This article has been written by Chirag Jindal. Chirag is currently a first-year student at The National University of Advanced Legal Studies, Kochi.
Kesavananda Bharti v. State of Kerala, one of the most famous cases in the history of Indian Judiciary, lays down the very foundations of one of the most important doctrines, the Doctrine of Basic Structure of the Constitution. According to this doctrine, the power of Parliament under Article 368 to amend the Constitution is not absolute rather it is limited. Article 368 of Indian Constitution speaks about the “Power of Parliament to amend the Constitution and Procedure there for.” Basic Structure Doctrine limits this power by stating that most fundamental parts of our Constitution cannot be amended i.e. Parliament cannot amend the Basic Structure of our Constitution.
Although the Basic Structure Doctrine was established in Kesavananda Bharti’s Case, yet what all things are parts of Basic Structure was not provided by the Supreme Court in the case itself. Various judges have given differing definitions of the basic structure. But the key phrases were supremacy of the Constitution; republican and democratic government; federal and secular character of the Constitution; maintenance of separation of powers; mandate to build a welfare state under the directive principles of state policy; maintaining unity and integrity of India; sovereignty of the country; essential features of individual freedoms; provision of socio-economic justice; liberty of thought, belief, expression, faith and worship; equality of status and opportunity. And still the doctrine is in its evolving phase. It is left up to the discretion of Court whether a particular part or article of the constitution is a part of Basic Structure of the Constitution. The new parts can be added to or deleted from the Basic Structure depending upon a case and the discretion of judges therein.

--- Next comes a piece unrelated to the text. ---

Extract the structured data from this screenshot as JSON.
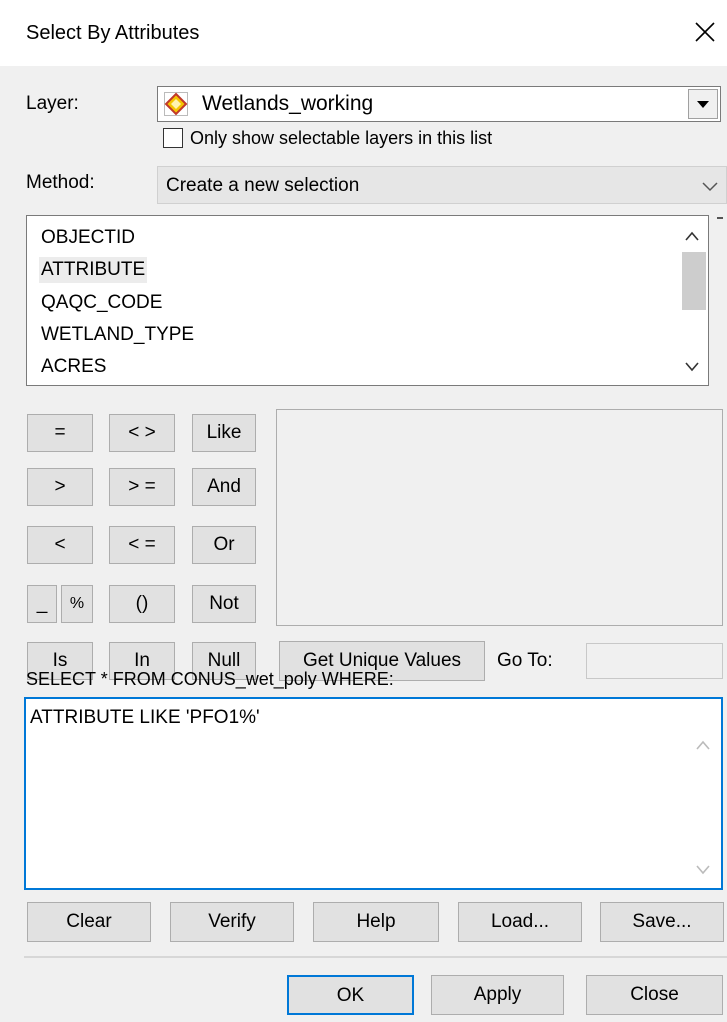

Thus, the Doctrine is one of the most important weapons of Supreme Court to review and strike down the Constitutional amendments enacted by the Indian Parliament which conflict with or seek to alter the Basic Structure of Indian Constitution.

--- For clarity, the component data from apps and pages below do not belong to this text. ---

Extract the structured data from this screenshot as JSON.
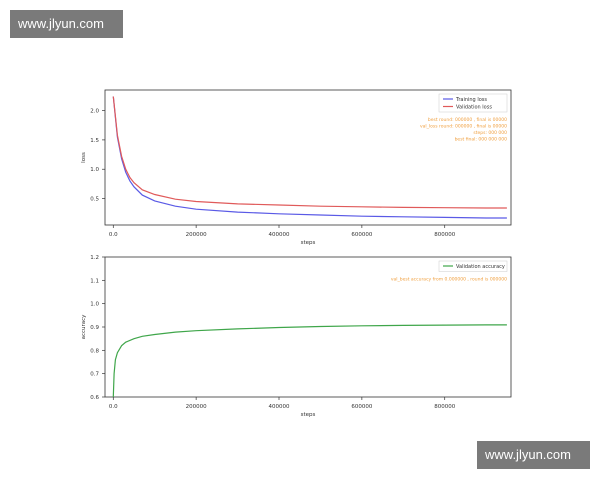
{
  "watermark": {
    "top_text": "www.jlyun.com",
    "bottom_text": "www.jlyun.com"
  },
  "colors": {
    "training": "#5a5ae6",
    "validation_loss": "#e05a5a",
    "validation_accuracy": "#3fa64a",
    "annotation": "#f0a040"
  },
  "chart_data": [
    {
      "type": "line",
      "title": "",
      "xlabel": "steps",
      "ylabel": "loss",
      "xlim": [
        -20000,
        960000
      ],
      "ylim": [
        0.05,
        2.35
      ],
      "xticks": [
        0,
        200000,
        400000,
        600000,
        800000
      ],
      "yticks": [
        0.5,
        1.0,
        1.5,
        2.0
      ],
      "grid": false,
      "legend_position": "top-right",
      "series": [
        {
          "name": "Training loss",
          "color": "#5a5ae6",
          "x": [
            0,
            10000,
            20000,
            30000,
            40000,
            50000,
            70000,
            100000,
            150000,
            200000,
            300000,
            400000,
            500000,
            600000,
            700000,
            800000,
            900000,
            950000
          ],
          "y": [
            2.24,
            1.55,
            1.18,
            0.95,
            0.8,
            0.7,
            0.56,
            0.46,
            0.37,
            0.32,
            0.27,
            0.24,
            0.22,
            0.2,
            0.19,
            0.18,
            0.17,
            0.17
          ]
        },
        {
          "name": "Validation loss",
          "color": "#e05a5a",
          "x": [
            0,
            10000,
            20000,
            30000,
            40000,
            50000,
            70000,
            100000,
            150000,
            200000,
            300000,
            400000,
            500000,
            600000,
            700000,
            800000,
            900000,
            950000
          ],
          "y": [
            2.24,
            1.58,
            1.22,
            1.0,
            0.86,
            0.77,
            0.65,
            0.57,
            0.49,
            0.45,
            0.41,
            0.39,
            0.37,
            0.36,
            0.35,
            0.345,
            0.34,
            0.34
          ]
        }
      ],
      "annotations": [
        "best round: 000000 , final is 00000",
        "val_loss round: 000000 , final is 00000",
        "steps: 000 000",
        "best final: 000 000 000"
      ]
    },
    {
      "type": "line",
      "title": "",
      "xlabel": "steps",
      "ylabel": "accuracy",
      "xlim": [
        -20000,
        960000
      ],
      "ylim": [
        0.6,
        1.2
      ],
      "xticks": [
        0,
        200000,
        400000,
        600000,
        800000
      ],
      "yticks": [
        0.6,
        0.7,
        0.8,
        0.9,
        1.0,
        1.1,
        1.2
      ],
      "grid": false,
      "legend_position": "top-right",
      "series": [
        {
          "name": "Validation accuracy",
          "color": "#3fa64a",
          "x": [
            0,
            2000,
            5000,
            10000,
            20000,
            30000,
            50000,
            70000,
            100000,
            150000,
            200000,
            300000,
            400000,
            500000,
            600000,
            700000,
            800000,
            900000,
            950000
          ],
          "y": [
            0.6,
            0.7,
            0.76,
            0.79,
            0.82,
            0.835,
            0.85,
            0.86,
            0.868,
            0.878,
            0.884,
            0.892,
            0.898,
            0.902,
            0.905,
            0.907,
            0.908,
            0.909,
            0.909
          ]
        }
      ],
      "annotations": [
        "val_best accuracy from 0.000000 , round is 000000"
      ]
    }
  ]
}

A question which arises next is whether the Supreme Court has absolute discretionary power to declare a part of Constitution as its Basic Structure? The Supreme has used its power of judicial review to strike down certain provisions of 39th and 42nd Constitutional Amendments which tried to amend the Basic Structure of the Constitution. The Basic Structure Doctrine was reaffirmed in Minerva Mills Case. A principle was established by the a five judge bench including Chief Justice Y.V. Chandrachud which states, “A limited amending power is itself a Basic Structure of the Constitution.” By establishing this principle, the Supreme Court now has absolute discretionary power whether to declare a Constitutional Amendment valid or void.

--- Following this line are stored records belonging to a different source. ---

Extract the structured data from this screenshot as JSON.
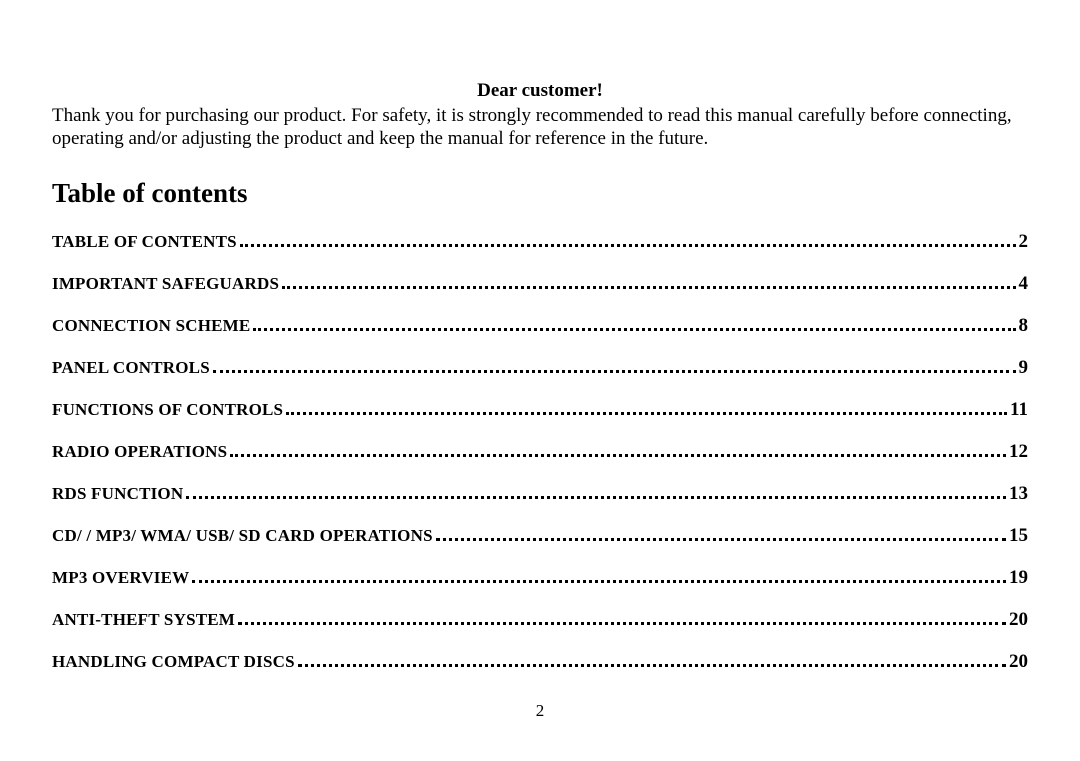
{
  "greeting": "Dear customer!",
  "intro": "Thank you for purchasing our product. For safety, it is strongly recommended to read this manual carefully before connecting, operating and/or adjusting the product and keep the manual for reference in the future.",
  "toc_heading": "Table of contents",
  "toc": [
    {
      "title": "TABLE OF CONTENTS",
      "page": "2"
    },
    {
      "title": "IMPORTANT SAFEGUARDS",
      "page": "4"
    },
    {
      "title": "CONNECTION SCHEME",
      "page": "8"
    },
    {
      "title": "PANEL CONTROLS",
      "page": "9"
    },
    {
      "title": "FUNCTIONS OF CONTROLS",
      "page": "11"
    },
    {
      "title": "RADIO OPERATIONS",
      "page": "12"
    },
    {
      "title": "RDS FUNCTION",
      "page": "13"
    },
    {
      "title": "CD/ / MP3/ WMA/ USB/ SD CARD OPERATIONS",
      "page": "15"
    },
    {
      "title": "MP3 OVERVIEW",
      "page": "19"
    },
    {
      "title": "ANTI-THEFT SYSTEM",
      "page": "20"
    },
    {
      "title": "HANDLING COMPACT DISCS",
      "page": "20"
    }
  ],
  "page_number": "2"
}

A valid example can be 42nd and 44th Constitutional Amendment Acts. In 42nd Constitutional Amendment Act, 1976, the word ‘Socialist’ and ‘Secular’ were added in the Preamble even though the Preamble is the Basic Structure of Indian Constitution. The Supreme Court as well as the 44th Amendment Act, 1978, strikes down all the provisions which amended the Basic Structure in 42nd Amendment but preserved the words ‘Socialist’ and ‘Secular’ even though they are invalid as per Basic Structure Doctrine. The reasoning provided by the Supreme Court was that the words in the Preamble upheld the spirit of Indian Constitution and so the 42nd Amendment is valid with respect to this part. It can be clearly seen from the example that Supreme Court has absolute discretionary power.
Conclusively, it can be said that the nature of Basic Structure Doctrine is not fixed yet either by Supreme Court or by the Parliament. It is still an ever evolving doctrine and it depends only on the discretion of Supreme Court how to use the power of this doctrine. Until now, Supreme Court has used it for the welfare of the public and to uphold the spirit of the Constitution. Yet, nobody can say what will happen in the future. Nevertheless, the country which is one of the largest democracies in the world and which has a powerful Supreme Court can never drift away easily from the spirit of Constitution.